**THE PROBLEM**. Copy each line below exactly and leave the pictures out.

┌────────

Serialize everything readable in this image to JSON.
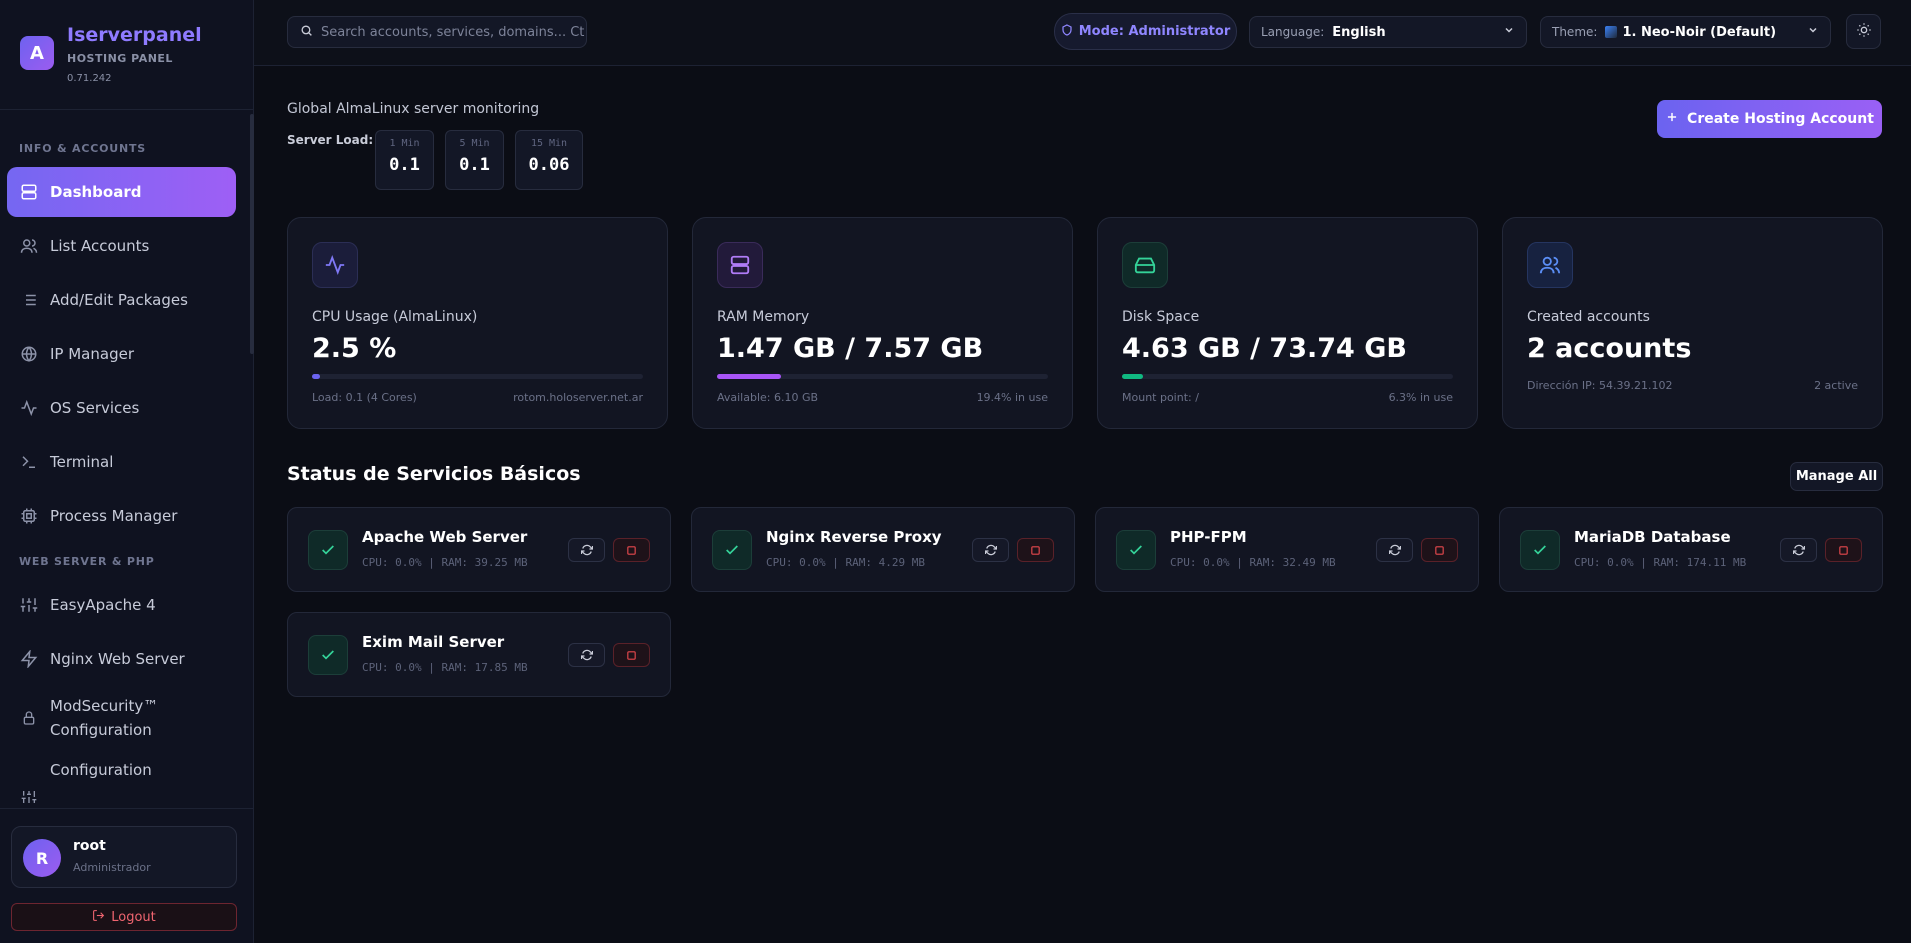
{
  "brand": {
    "logo_letter": "A",
    "name": "Iserverpanel",
    "subtitle": "HOSTING PANEL",
    "version": "0.71.242"
  },
  "sidebar": {
    "sections": [
      {
        "label": "INFO & ACCOUNTS"
      },
      {
        "label": "WEB SERVER & PHP"
      }
    ],
    "items": [
      {
        "label": "Dashboard",
        "icon": "server-icon",
        "active": true
      },
      {
        "label": "List Accounts",
        "icon": "users-icon"
      },
      {
        "label": "Add/Edit Packages",
        "icon": "list-icon"
      },
      {
        "label": "IP Manager",
        "icon": "globe-icon"
      },
      {
        "label": "OS Services",
        "icon": "activity-icon"
      },
      {
        "label": "Terminal",
        "icon": "terminal-icon"
      },
      {
        "label": "Process Manager",
        "icon": "cpu-icon"
      },
      {
        "label": "EasyApache 4",
        "icon": "sliders-icon"
      },
      {
        "label": "Nginx Web Server",
        "icon": "bolt-icon"
      },
      {
        "label": "ModSecurity™ Configuration",
        "icon": "lock-icon"
      },
      {
        "label": "Configuration",
        "icon": "sliders-icon"
      }
    ],
    "user": {
      "initial": "R",
      "name": "root",
      "role": "Administrador"
    },
    "logout_label": "Logout"
  },
  "topbar": {
    "search_placeholder": "Search accounts, services, domains... Ct",
    "mode_label": "Mode: Administrator",
    "language": {
      "label": "Language:",
      "value": "English"
    },
    "theme": {
      "label": "Theme:",
      "value": "1. Neo-Noir (Default)"
    }
  },
  "monitor": {
    "title": "Global AlmaLinux server monitoring",
    "load_label": "Server Load:",
    "loads": [
      {
        "label": "1 Min",
        "value": "0.1"
      },
      {
        "label": "5 Min",
        "value": "0.1"
      },
      {
        "label": "15 Min",
        "value": "0.06"
      }
    ],
    "create_label": "Create Hosting Account"
  },
  "stats": [
    {
      "title": "CPU Usage (AlmaLinux)",
      "value": "2.5 %",
      "foot_left": "Load: 0.1 (4 Cores)",
      "foot_right": "rotom.holoserver.net.ar",
      "percent": 2.5,
      "color": "#6b63f0",
      "icon": "activity-icon"
    },
    {
      "title": "RAM Memory",
      "value": "1.47 GB / 7.57 GB",
      "foot_left": "Available: 6.10 GB",
      "foot_right": "19.4% in use",
      "percent": 19.4,
      "color": "#a855f7",
      "icon": "server-icon"
    },
    {
      "title": "Disk Space",
      "value": "4.63 GB / 73.74 GB",
      "foot_left": "Mount point: /",
      "foot_right": "6.3% in use",
      "percent": 6.3,
      "color": "#10b981",
      "icon": "hard-drive-icon"
    },
    {
      "title": "Created accounts",
      "value": "2 accounts",
      "foot_left": "Dirección IP: 54.39.21.102",
      "foot_right": "2 active",
      "icon": "users-icon"
    }
  ],
  "services": {
    "title": "Status de Servicios Básicos",
    "manage_all_label": "Manage All",
    "items": [
      {
        "name": "Apache Web Server",
        "meta": "CPU: 0.0% | RAM: 39.25 MB"
      },
      {
        "name": "Nginx Reverse Proxy",
        "meta": "CPU: 0.0% | RAM: 4.29 MB"
      },
      {
        "name": "PHP-FPM",
        "meta": "CPU: 0.0% | RAM: 32.49 MB"
      },
      {
        "name": "MariaDB Database",
        "meta": "CPU: 0.0% | RAM: 174.11 MB"
      },
      {
        "name": "Exim Mail Server",
        "meta": "CPU: 0.0% | RAM: 17.85 MB"
      }
    ]
  }
}
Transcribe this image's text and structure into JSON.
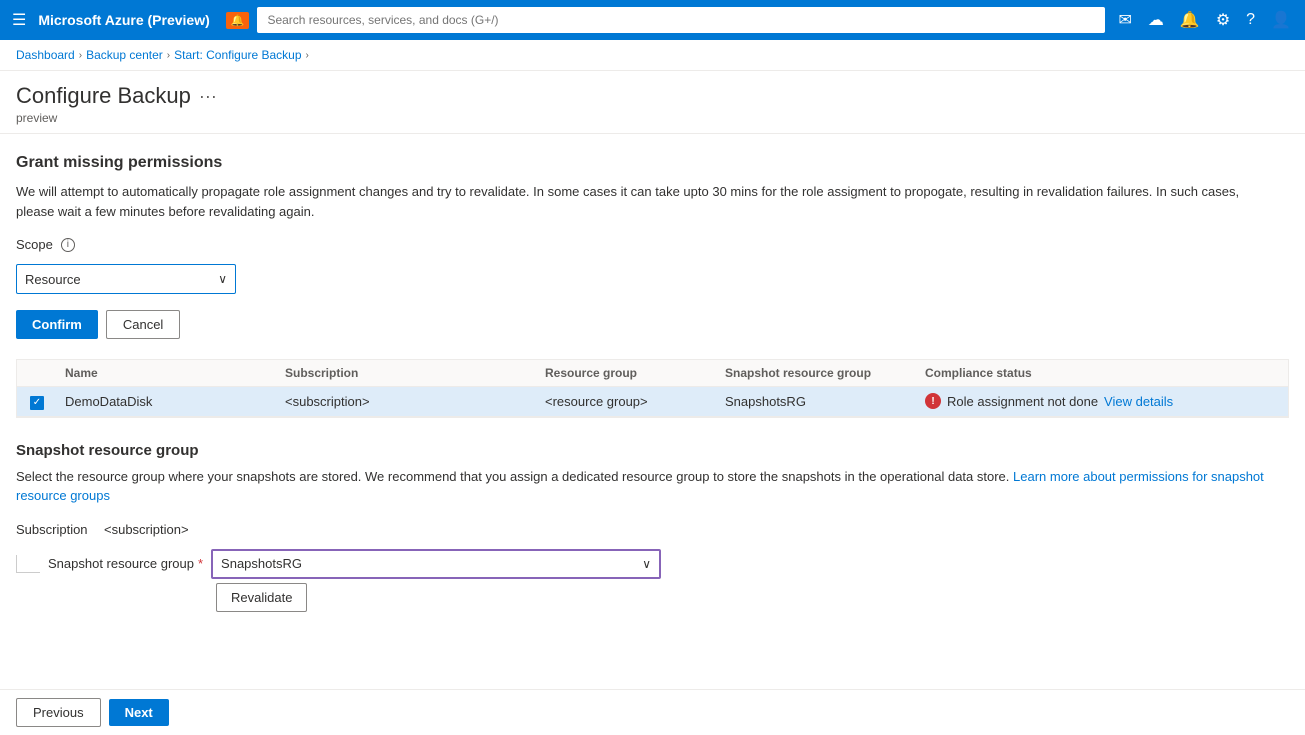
{
  "topnav": {
    "title": "Microsoft Azure (Preview)",
    "badge": "🔔",
    "search_placeholder": "Search resources, services, and docs (G+/)"
  },
  "breadcrumb": {
    "items": [
      "Dashboard",
      "Backup center",
      "Start: Configure Backup"
    ]
  },
  "page": {
    "title": "Configure Backup",
    "menu_icon": "···",
    "subtitle": "preview"
  },
  "grant_section": {
    "title": "Grant missing permissions",
    "description": "We will attempt to automatically propagate role assignment changes and try to revalidate. In some cases it can take upto 30 mins for the role assigment to propogate, resulting in revalidation failures. In such cases, please wait a few minutes before revalidating again.",
    "scope_label": "Scope",
    "scope_value": "Resource",
    "confirm_button": "Confirm",
    "cancel_button": "Cancel"
  },
  "table": {
    "headers": [
      "",
      "Name",
      "Subscription",
      "",
      "Resource group",
      "Snapshot resource group",
      "Compliance status"
    ],
    "row": {
      "checked": true,
      "name": "DemoDataDisk",
      "subscription": "<subscription>",
      "blank": "",
      "resource_group": "<resource group>",
      "snapshot_rg": "SnapshotsRG",
      "status": "Role assignment not done",
      "view_details_link": "View details"
    }
  },
  "snapshot_section": {
    "title": "Snapshot resource group",
    "description_part1": "Select the resource group where your snapshots are stored. We recommend that you assign a dedicated resource group to store the snapshots in the operational data store.",
    "learn_more_link": "Learn more about permissions for snapshot resource groups",
    "subscription_label": "Subscription",
    "subscription_value": "<subscription>",
    "rg_label": "Snapshot resource group",
    "rg_required": "*",
    "rg_value": "SnapshotsRG",
    "revalidate_button": "Revalidate"
  },
  "footer": {
    "previous_button": "Previous",
    "next_button": "Next"
  }
}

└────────

**WRITTEN RESPONSE**.
Serialize everything readable in this image to JSON.
{
  "brand": {
    "logo_letter": "A",
    "name": "Iserverpanel",
    "subtitle": "HOSTING PANEL",
    "version": "0.71.242"
  },
  "sidebar": {
    "sections": [
      {
        "label": "INFO & ACCOUNTS"
      },
      {
        "label": "WEB SERVER & PHP"
      }
    ],
    "items": [
      {
        "label": "Dashboard",
        "icon": "server-icon",
        "active": true
      },
      {
        "label": "List Accounts",
        "icon": "users-icon"
      },
      {
        "label": "Add/Edit Packages",
        "icon": "list-icon"
      },
      {
        "label": "IP Manager",
        "icon": "globe-icon"
      },
      {
        "label": "OS Services",
        "icon": "activity-icon"
      },
      {
        "label": "Terminal",
        "icon": "terminal-icon"
      },
      {
        "label": "Process Manager",
        "icon": "cpu-icon"
      },
      {
        "label": "EasyApache 4",
        "icon": "sliders-icon"
      },
      {
        "label": "Nginx Web Server",
        "icon": "bolt-icon"
      },
      {
        "label": "ModSecurity™ Configuration",
        "icon": "lock-icon"
      },
      {
        "label": "Configuration",
        "icon": "sliders-icon"
      }
    ],
    "user": {
      "initial": "R",
      "name": "root",
      "role": "Administrador"
    },
    "logout_label": "Logout"
  },
  "topbar": {
    "search_placeholder": "Search accounts, services, domains... Ct",
    "mode_label": "Mode: Administrator",
    "language": {
      "label": "Language:",
      "value": "English"
    },
    "theme": {
      "label": "Theme:",
      "value": "1. Neo-Noir (Default)"
    }
  },
  "monitor": {
    "title": "Global AlmaLinux server monitoring",
    "load_label": "Server Load:",
    "loads": [
      {
        "label": "1 Min",
        "value": "0.1"
      },
      {
        "label": "5 Min",
        "value": "0.1"
      },
      {
        "label": "15 Min",
        "value": "0.06"
      }
    ],
    "create_label": "Create Hosting Account"
  },
  "stats": [
    {
      "title": "CPU Usage (AlmaLinux)",
      "value": "2.5 %",
      "foot_left": "Load: 0.1 (4 Cores)",
      "foot_right": "rotom.holoserver.net.ar",
      "percent": 2.5,
      "color": "#6b63f0",
      "icon": "activity-icon"
    },
    {
      "title": "RAM Memory",
      "value": "1.47 GB / 7.57 GB",
      "foot_left": "Available: 6.10 GB",
      "foot_right": "19.4% in use",
      "percent": 19.4,
      "color": "#a855f7",
      "icon": "server-icon"
    },
    {
      "title": "Disk Space",
      "value": "4.63 GB / 73.74 GB",
      "foot_left": "Mount point: /",
      "foot_right": "6.3% in use",
      "percent": 6.3,
      "color": "#10b981",
      "icon": "hard-drive-icon"
    },
    {
      "title": "Created accounts",
      "value": "2 accounts",
      "foot_left": "Dirección IP: 54.39.21.102",
      "foot_right": "2 active",
      "icon": "users-icon"
    }
  ],
  "services": {
    "title": "Status de Servicios Básicos",
    "manage_all_label": "Manage All",
    "items": [
      {
        "name": "Apache Web Server",
        "meta": "CPU: 0.0% | RAM: 39.25 MB"
      },
      {
        "name": "Nginx Reverse Proxy",
        "meta": "CPU: 0.0% | RAM: 4.29 MB"
      },
      {
        "name": "PHP-FPM",
        "meta": "CPU: 0.0% | RAM: 32.49 MB"
      },
      {
        "name": "MariaDB Database",
        "meta": "CPU: 0.0% | RAM: 174.11 MB"
      },
      {
        "name": "Exim Mail Server",
        "meta": "CPU: 0.0% | RAM: 17.85 MB"
      }
    ]
  }
}
Transcribe this image's text and structure into JSON.
{
  "topnav": {
    "title": "Microsoft Azure (Preview)",
    "badge": "🔔",
    "search_placeholder": "Search resources, services, and docs (G+/)"
  },
  "breadcrumb": {
    "items": [
      "Dashboard",
      "Backup center",
      "Start: Configure Backup"
    ]
  },
  "page": {
    "title": "Configure Backup",
    "menu_icon": "···",
    "subtitle": "preview"
  },
  "grant_section": {
    "title": "Grant missing permissions",
    "description": "We will attempt to automatically propagate role assignment changes and try to revalidate. In some cases it can take upto 30 mins for the role assigment to propogate, resulting in revalidation failures. In such cases, please wait a few minutes before revalidating again.",
    "scope_label": "Scope",
    "scope_value": "Resource",
    "confirm_button": "Confirm",
    "cancel_button": "Cancel"
  },
  "table": {
    "headers": [
      "",
      "Name",
      "Subscription",
      "",
      "Resource group",
      "Snapshot resource group",
      "Compliance status"
    ],
    "row": {
      "checked": true,
      "name": "DemoDataDisk",
      "subscription": "<subscription>",
      "blank": "",
      "resource_group": "<resource group>",
      "snapshot_rg": "SnapshotsRG",
      "status": "Role assignment not done",
      "view_details_link": "View details"
    }
  },
  "snapshot_section": {
    "title": "Snapshot resource group",
    "description_part1": "Select the resource group where your snapshots are stored. We recommend that you assign a dedicated resource group to store the snapshots in the operational data store.",
    "learn_more_link": "Learn more about permissions for snapshot resource groups",
    "subscription_label": "Subscription",
    "subscription_value": "<subscription>",
    "rg_label": "Snapshot resource group",
    "rg_required": "*",
    "rg_value": "SnapshotsRG",
    "revalidate_button": "Revalidate"
  },
  "footer": {
    "previous_button": "Previous",
    "next_button": "Next"
  }
}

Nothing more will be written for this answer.